Andy's work has such a childlike, illustrative feel that is really enchanting. He still works with a restricted colour scheme, like the previous artists I looked at, but Andy's work has a lot more of a 'beginners' feel, like he hasn't quite mastered it yet, and some colours have specks of the wrong ink on them. This just adds to the feel that the work has been handmade, which always feels more personal to the viewer.

Andy's work also has a great humour to it, which I found in a print alphabet he made called 'The Face of Disaster: An Alphabet of Mishaps':

I love the whimsical little illustrations that make up the letters. Each one is different, so the viewer has plenty to look at. While the illustrations are fairly simple, it's the little details on the print that make me happiest. In the bottom left corner is a white fingerprint, with the words 'Someone has blundered. Oops.' next to it. This gives the whole print a more human feel, and once again makes the viewer feel more involved. In a way it's very humbling to see a mistake on a piece of design or art, as if the artist is opening themselves up to you and showing you how they can make pieces that aren't that great, too. Even if this 'mistake' is on purpose, it still gives you that feeling of openness.

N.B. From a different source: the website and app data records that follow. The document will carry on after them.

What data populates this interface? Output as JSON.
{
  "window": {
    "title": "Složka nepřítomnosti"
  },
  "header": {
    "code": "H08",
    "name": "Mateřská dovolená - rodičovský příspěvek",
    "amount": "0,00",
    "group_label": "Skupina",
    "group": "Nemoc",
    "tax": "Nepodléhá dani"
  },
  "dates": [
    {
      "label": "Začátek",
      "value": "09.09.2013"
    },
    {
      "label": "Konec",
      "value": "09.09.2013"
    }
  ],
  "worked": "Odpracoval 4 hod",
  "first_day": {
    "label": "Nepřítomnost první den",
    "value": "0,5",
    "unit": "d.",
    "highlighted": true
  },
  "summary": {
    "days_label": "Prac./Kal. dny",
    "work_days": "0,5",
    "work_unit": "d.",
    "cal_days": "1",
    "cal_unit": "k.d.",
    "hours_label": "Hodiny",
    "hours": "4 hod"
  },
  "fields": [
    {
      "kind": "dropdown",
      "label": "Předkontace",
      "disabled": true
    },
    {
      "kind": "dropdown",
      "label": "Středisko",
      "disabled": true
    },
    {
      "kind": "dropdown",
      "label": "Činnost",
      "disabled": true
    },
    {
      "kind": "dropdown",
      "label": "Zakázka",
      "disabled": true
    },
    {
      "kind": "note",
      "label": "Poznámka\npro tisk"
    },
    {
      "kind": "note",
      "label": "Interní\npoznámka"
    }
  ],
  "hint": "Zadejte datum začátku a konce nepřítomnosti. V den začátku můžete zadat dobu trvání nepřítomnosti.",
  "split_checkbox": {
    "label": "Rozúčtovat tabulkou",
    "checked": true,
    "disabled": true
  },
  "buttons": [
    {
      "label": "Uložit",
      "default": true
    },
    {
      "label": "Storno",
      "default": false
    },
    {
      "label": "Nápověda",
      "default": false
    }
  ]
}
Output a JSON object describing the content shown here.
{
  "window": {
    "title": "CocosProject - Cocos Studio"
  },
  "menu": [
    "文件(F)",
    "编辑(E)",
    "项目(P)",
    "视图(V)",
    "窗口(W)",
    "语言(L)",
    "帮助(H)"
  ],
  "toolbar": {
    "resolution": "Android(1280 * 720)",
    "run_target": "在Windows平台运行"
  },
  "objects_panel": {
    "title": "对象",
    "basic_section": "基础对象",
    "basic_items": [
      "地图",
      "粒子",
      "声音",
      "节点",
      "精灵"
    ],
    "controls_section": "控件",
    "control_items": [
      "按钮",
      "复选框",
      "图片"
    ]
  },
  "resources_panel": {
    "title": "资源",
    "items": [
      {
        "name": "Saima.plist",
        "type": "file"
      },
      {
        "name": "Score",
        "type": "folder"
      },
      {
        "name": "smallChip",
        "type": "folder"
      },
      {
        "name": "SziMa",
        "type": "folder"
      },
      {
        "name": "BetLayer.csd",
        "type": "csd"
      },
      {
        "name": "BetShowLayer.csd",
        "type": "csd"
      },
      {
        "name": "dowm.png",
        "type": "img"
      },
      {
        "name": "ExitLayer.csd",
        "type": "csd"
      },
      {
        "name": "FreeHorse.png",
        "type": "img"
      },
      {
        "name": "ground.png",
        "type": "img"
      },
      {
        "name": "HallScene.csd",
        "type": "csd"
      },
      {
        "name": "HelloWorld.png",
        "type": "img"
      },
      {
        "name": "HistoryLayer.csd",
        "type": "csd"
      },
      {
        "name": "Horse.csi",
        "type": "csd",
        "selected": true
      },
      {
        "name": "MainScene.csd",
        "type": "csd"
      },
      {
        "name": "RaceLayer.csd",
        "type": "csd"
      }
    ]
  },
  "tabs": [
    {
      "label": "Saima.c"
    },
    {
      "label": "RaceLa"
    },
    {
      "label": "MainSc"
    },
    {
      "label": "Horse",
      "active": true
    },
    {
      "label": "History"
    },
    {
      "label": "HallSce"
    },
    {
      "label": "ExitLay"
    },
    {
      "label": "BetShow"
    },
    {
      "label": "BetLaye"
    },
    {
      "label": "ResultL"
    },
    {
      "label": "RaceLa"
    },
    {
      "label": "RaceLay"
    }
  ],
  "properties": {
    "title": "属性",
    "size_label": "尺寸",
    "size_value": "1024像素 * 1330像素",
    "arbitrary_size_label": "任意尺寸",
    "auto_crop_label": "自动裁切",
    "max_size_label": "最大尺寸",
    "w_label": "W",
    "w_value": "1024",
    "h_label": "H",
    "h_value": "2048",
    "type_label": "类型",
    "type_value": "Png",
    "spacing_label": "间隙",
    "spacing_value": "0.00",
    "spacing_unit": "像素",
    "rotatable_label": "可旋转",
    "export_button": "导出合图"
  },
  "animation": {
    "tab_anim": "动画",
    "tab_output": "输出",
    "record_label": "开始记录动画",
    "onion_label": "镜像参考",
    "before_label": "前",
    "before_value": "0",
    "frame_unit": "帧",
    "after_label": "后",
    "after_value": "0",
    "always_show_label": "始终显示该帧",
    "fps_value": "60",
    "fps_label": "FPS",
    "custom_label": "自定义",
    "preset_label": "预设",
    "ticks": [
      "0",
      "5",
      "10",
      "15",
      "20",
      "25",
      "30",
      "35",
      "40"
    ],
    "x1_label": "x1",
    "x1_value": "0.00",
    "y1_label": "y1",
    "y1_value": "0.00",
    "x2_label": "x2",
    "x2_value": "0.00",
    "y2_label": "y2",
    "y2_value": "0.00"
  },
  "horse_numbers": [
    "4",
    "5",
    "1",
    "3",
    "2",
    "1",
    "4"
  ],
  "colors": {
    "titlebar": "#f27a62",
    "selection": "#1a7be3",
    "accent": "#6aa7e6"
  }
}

As a whole, I have seriously enjoyed flicking through 'Hand Job', which turned out to be a really insightful and inspiring book, despite its cute, cheeky name. I am dying to investigate hand drawn type further, and I'll be looking into it more later on in this project.